Most major department stores and chain stores (except Dillard’s) have temporarily closed their doors during the pandemic caused by COVID-19. However, many grocery stores and drug stores remain open and are under stress because of the surge of customers shopping for – and buying – necessary food, household, and health items. Demand is pushing them to actually add staff even as many other businesses have had to furlough their employees.
While figures are sketchy, I have listed a number of companies who are hiring. Many of these companies are adding staff on an accelerated basis. The need is immediate to help customers; they need to move quickly to satisfy immediate needs.
Here are some of the companies that are hiring.
Walmart: The company has announced it will hire 150,000 new associates for their stores, clubs, and distribution and fulfillment centers. They are at this point temporary hires through the end of May, but many may be retained as regular employees. The company has shortened the hiring process from two weeks to 24 hours. Prospective employees can apply on-line or phone the manager who can screen the applicant and hire them right over the phone.
Amazon: Amazon has announced the hiring of 100,000 employees. The company also raised pay by $2 for warehouse and delivery workers through the end of April.
CVS: CVS will add 50,000 employees. The company will try to fill the positions by tapping former workers from Hilton Hotels and Marriott Hotels where thousands of employees have been furloughed. Hiring is done by phone calls with the human resources staff.

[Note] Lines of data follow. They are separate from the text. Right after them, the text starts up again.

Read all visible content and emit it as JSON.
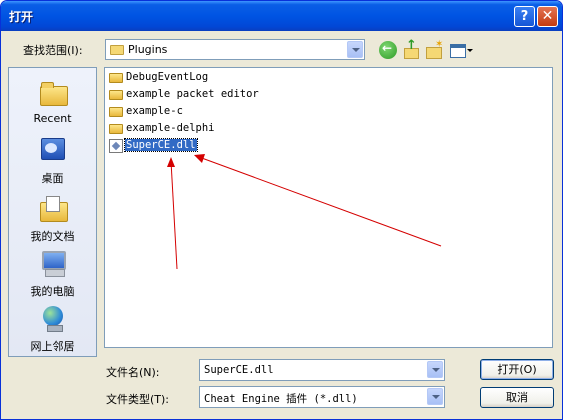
{
  "window": {
    "title": "打开"
  },
  "titlebar": {
    "help_glyph": "?",
    "close_glyph": "✕"
  },
  "lookin": {
    "label": "查找范围(I):",
    "value": "Plugins"
  },
  "toolbar": {
    "icons": [
      "back-icon",
      "up-folder-icon",
      "new-folder-icon",
      "views-menu-icon"
    ]
  },
  "places": [
    {
      "label": "Recent",
      "icon": "recent-folder-icon"
    },
    {
      "label": "桌面",
      "icon": "desktop-icon"
    },
    {
      "label": "我的文档",
      "icon": "my-documents-icon"
    },
    {
      "label": "我的电脑",
      "icon": "my-computer-icon"
    },
    {
      "label": "网上邻居",
      "icon": "network-icon"
    }
  ],
  "files": [
    {
      "name": "DebugEventLog",
      "type": "folder"
    },
    {
      "name": "example packet editor",
      "type": "folder"
    },
    {
      "name": "example-c",
      "type": "folder"
    },
    {
      "name": "example-delphi",
      "type": "folder"
    },
    {
      "name": "SuperCE.dll",
      "type": "dll",
      "selected": true
    }
  ],
  "filename": {
    "label": "文件名(N):",
    "value": "SuperCE.dll"
  },
  "filetype": {
    "label": "文件类型(T):",
    "value": "Cheat Engine 插件 (*.dll)"
  },
  "buttons": {
    "open": "打开(O)",
    "cancel": "取消"
  },
  "colors": {
    "titlebar": "#0054e3",
    "selection": "#316ac5",
    "annotation_arrow": "#d40000"
  }
}
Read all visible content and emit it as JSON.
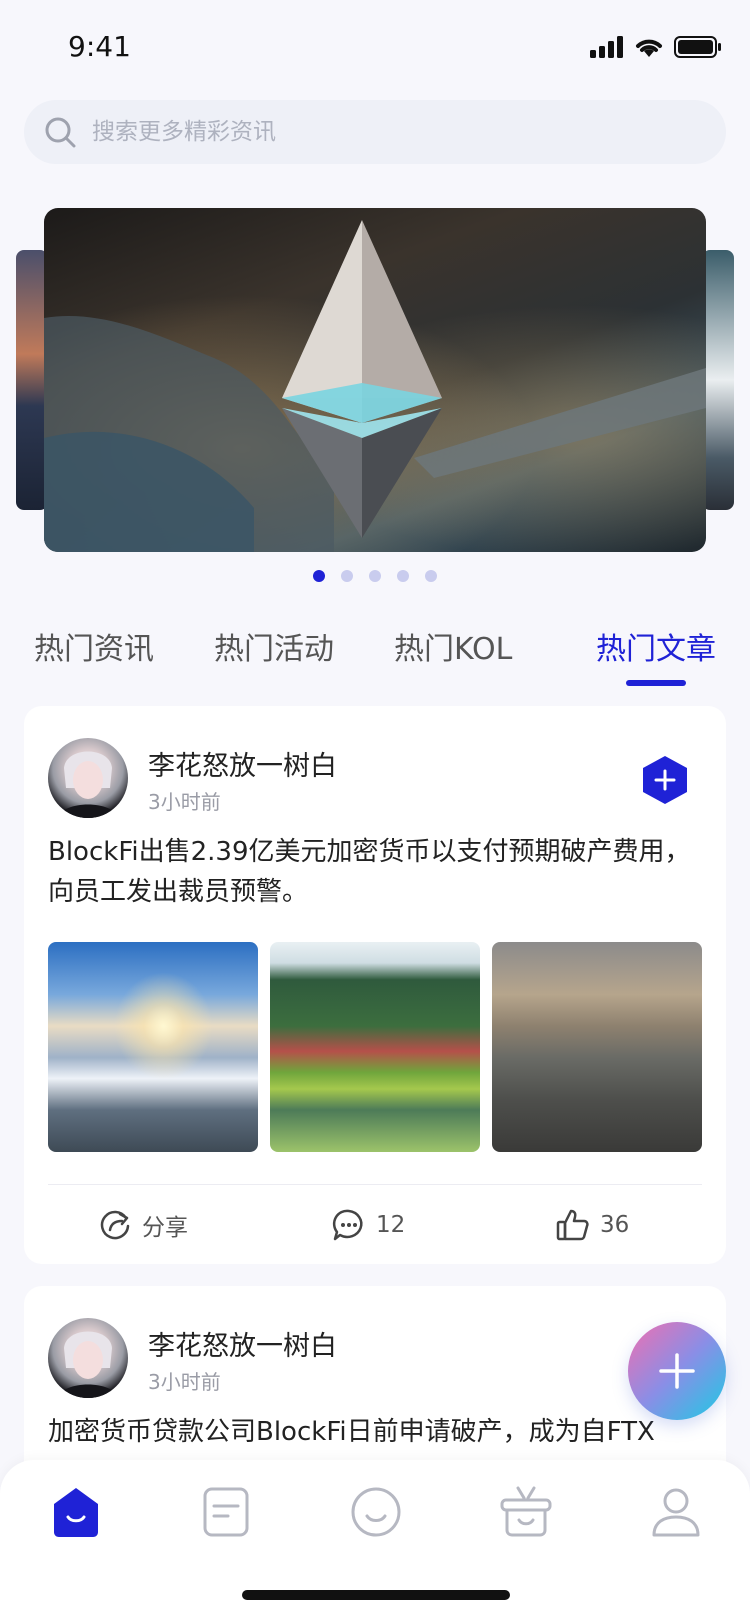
{
  "status_bar": {
    "time": "9:41"
  },
  "search": {
    "placeholder": "搜索更多精彩资讯"
  },
  "banner": {
    "pages": 5,
    "active_page": 1
  },
  "tabs": [
    {
      "label": "热门资讯",
      "active": false
    },
    {
      "label": "热门活动",
      "active": false
    },
    {
      "label": "热门KOL",
      "active": false
    },
    {
      "label": "热门文章",
      "active": true
    }
  ],
  "posts": [
    {
      "author": "李花怒放一树白",
      "time": "3小时前",
      "text": "BlockFi出售2.39亿美元加密货币以支付预期破产费用，向员工发出裁员预警。",
      "actions": {
        "share_label": "分享",
        "comments": "12",
        "likes": "36"
      }
    },
    {
      "author": "李花怒放一树白",
      "time": "3小时前",
      "text": "加密货币贷款公司BlockFi日前申请破产，成为自FTX"
    }
  ],
  "colors": {
    "accent": "#1f22d6",
    "background": "#f7f7fc",
    "muted": "#9a9ca6"
  },
  "icons": {
    "search": "search-icon",
    "follow": "hex-plus-icon",
    "share": "share-icon",
    "comment": "comment-icon",
    "like": "thumbs-up-icon",
    "fab": "plus-icon",
    "nav": [
      "home-icon",
      "document-icon",
      "smile-icon",
      "basket-icon",
      "profile-icon"
    ]
  }
}
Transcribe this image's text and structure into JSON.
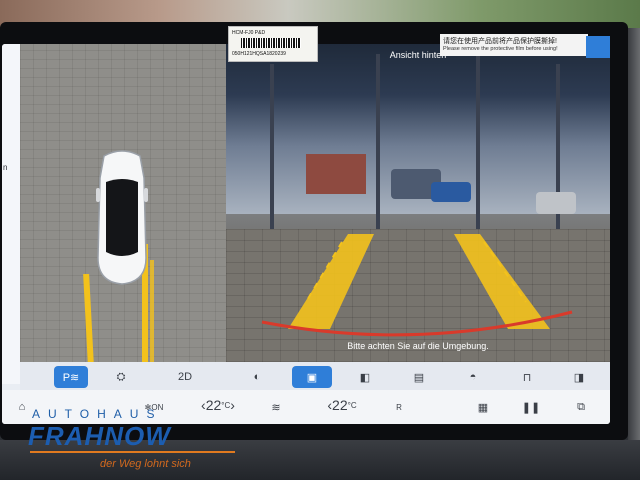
{
  "camera": {
    "view_title": "Ansicht hinten",
    "hint": "Bitte achten Sie auf die Umgebung.",
    "sticker": {
      "line1": "HCM-FJ0 P&D",
      "line2": "050H121HQSA1820239"
    },
    "protect_notice_cn": "请您在使用产品前将产品保护膜撕掉!",
    "protect_notice_en": "Please remove the protective film before using!"
  },
  "side_panel": {
    "text": "n"
  },
  "camera_controls": [
    {
      "name": "park-assist-button",
      "glyph": "P≋",
      "active": true
    },
    {
      "name": "car-front-view-button",
      "glyph": "⛭",
      "active": false
    },
    {
      "name": "view-2d-button",
      "glyph": "2D",
      "active": false
    },
    {
      "name": "cam-left-side-button",
      "glyph": "◐",
      "active": false
    },
    {
      "name": "cam-rear-button",
      "glyph": "▣",
      "active": true
    },
    {
      "name": "cam-left-button",
      "glyph": "◧",
      "active": false
    },
    {
      "name": "cam-top-button",
      "glyph": "▤",
      "active": false
    },
    {
      "name": "cam-front-button",
      "glyph": "◓",
      "active": false
    },
    {
      "name": "cam-wheel-button",
      "glyph": "⊓",
      "active": false
    },
    {
      "name": "cam-right-button",
      "glyph": "◨",
      "active": false
    }
  ],
  "climate": {
    "home_label": "⌂",
    "fan_label": "ON",
    "temp_left": "22",
    "temp_left_unit": "°C",
    "temp_right": "22",
    "temp_right_unit": "°C",
    "seat_heat_label": "≋",
    "rear_defrost_label": "R",
    "grid_label": "▦",
    "pause_label": "❚❚",
    "window_label": "⧉"
  },
  "watermark": {
    "line1": "AUTOHAUS",
    "line2": "FRAHNOW",
    "line3": "der Weg lohnt sich"
  },
  "colors": {
    "accent": "#2f7ed8",
    "guide_yellow": "#f3c21c",
    "guide_red": "#d93a2b"
  }
}
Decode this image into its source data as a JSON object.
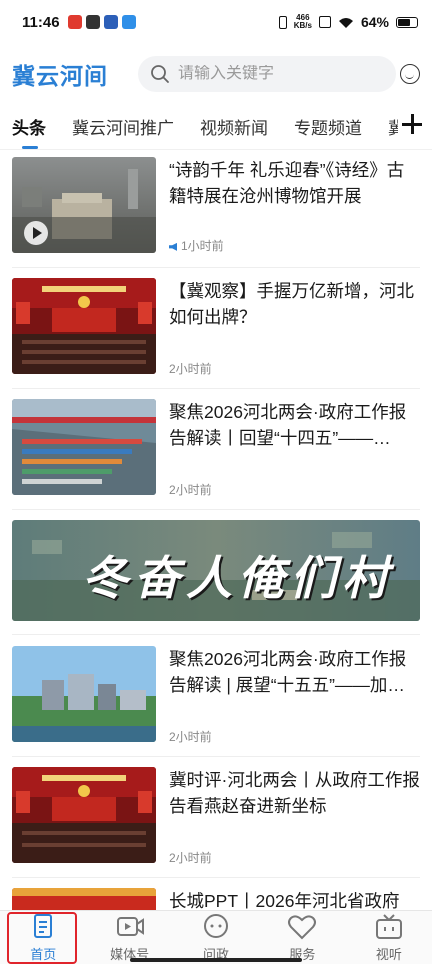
{
  "status_bar": {
    "time": "11:46",
    "net_speed_value": "466",
    "net_speed_unit": "KB/s",
    "battery": "64%"
  },
  "header": {
    "logo": "冀云河间",
    "search_placeholder": "请输入关键字"
  },
  "tabs": [
    "头条",
    "冀云河间推广",
    "视频新闻",
    "专题频道",
    "冀"
  ],
  "feed": [
    {
      "title": "“诗韵千年 礼乐迎春”《诗经》古籍特展在沧州博物馆开展",
      "time": "1小时前"
    },
    {
      "title": "【冀观察】手握万亿新增，河北如何出牌？",
      "time": "2小时前"
    },
    {
      "title": "聚焦2026河北两会·政府工作报告解读丨回望“十四五”——…",
      "time": "2小时前"
    },
    {
      "banner_text": "冬奋人俺们村"
    },
    {
      "title": "聚焦2026河北两会·政府工作报告解读 | 展望“十五五”——加…",
      "time": "2小时前"
    },
    {
      "title": "冀时评·河北两会丨从政府工作报告看燕赵奋进新坐标",
      "time": "2小时前"
    },
    {
      "title": "长城PPT丨2026年河北省政府"
    }
  ],
  "bottom_nav": [
    {
      "label": "首页",
      "icon": "home-doc-icon",
      "active": true
    },
    {
      "label": "媒体号",
      "icon": "video-icon",
      "active": false
    },
    {
      "label": "问政",
      "icon": "chat-bubble-icon",
      "active": false
    },
    {
      "label": "服务",
      "icon": "heart-icon",
      "active": false
    },
    {
      "label": "视听",
      "icon": "tv-icon",
      "active": false
    }
  ],
  "colors": {
    "accent": "#2a7fd4",
    "highlight": "#e0242b"
  }
}
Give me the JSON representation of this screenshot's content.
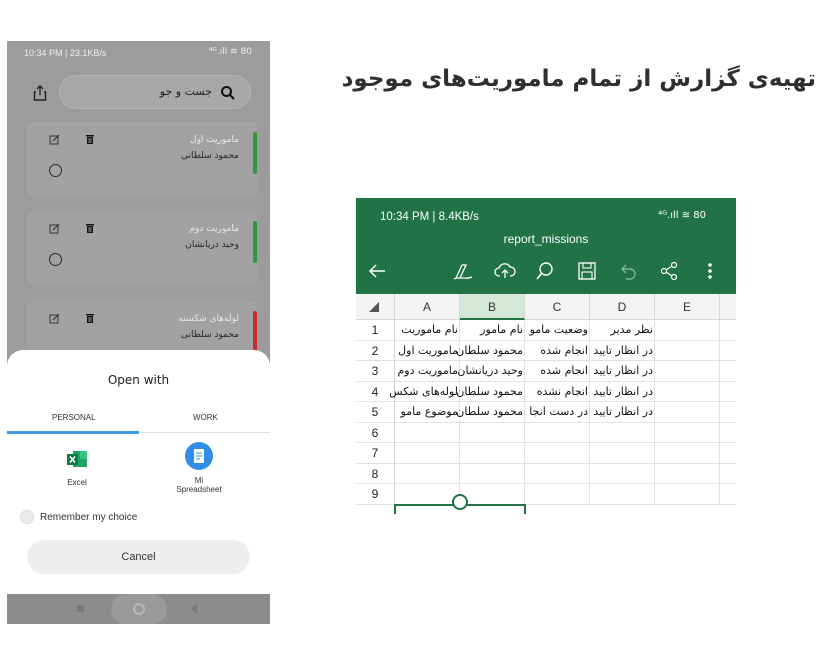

Domino: The pizza company will hire 10,000 more employees. This includes delivery drivers, pizza makers, and even store managers. It will use video chats to hire employees.
Papa John’s: This pizza maker will hire 20,000 employees.
Yum Brands: This fast food chain will hire 30,000 employees.
Save a Lot: The company will hire 1,000 temporary employees.
While fancy restaurants with waiter service are out of style right now, fast food delivery service is getting the lion share of what business still exists. I am not sure how safe the delivery service is for the hungry family, since I wonder how strictly companies follow the sanitary protocol prescribed by the government agencies. However, a hamburger, chicken, or pizza meal will keep the family happy.
A look at department stores shows a very different story.
Dillard’s, the department store headquartered in Little Rock, Ark. is the one major chain still keeping stores open in most locations for a shorter schedule each day. Only those stores where local mandates do not permit stores to be open are closed. Out of their 290 stores, I estimate that 270 are still servicing customers on a limited time basis. The shortened schedule allows time for the company to maintain a sanitary condition in each of the stores. According to a CNBC report, however, employees are unhappy that Dillard stores are still open and exposing them to health risks.
On the other hand, Nordstrom has extended their store closings to May 10, 2020 and will furlough many of their associates on April 5. Macy’s has indicated that the previously announced April 1 reopening is unlikely and that the company is likely to remain closed for a longer period. JCPenney, who originally indicated they would reopen April 2, also is expected to extend the time stores are closed.
It means that the Easter business will be largely non-existent this year for most retailers, and stores will remain closed until it is safe for customers to shop in their accustomed manner. Many stores have ensured that they maintain a liquid position by drawing down their credit facility, suspending their dividend, deferring and capital expenditures. Jeff Gennette, CEO of Macy’s, eliminated his salary for the duration.
Earnings in the first quarter of 2020 will be minimal or non-existent for many companies. Retailers are cancelling orders and doing everything possible to have a credible year if the threat of the coronavirus subsides. Longer term we will have to worry about the government’s debt burden which has been increased by the $2 Trillion aid package passed by the Congress. It is a necessary first step – but it may not be the last and may greatly increase inflationary pressure in the future.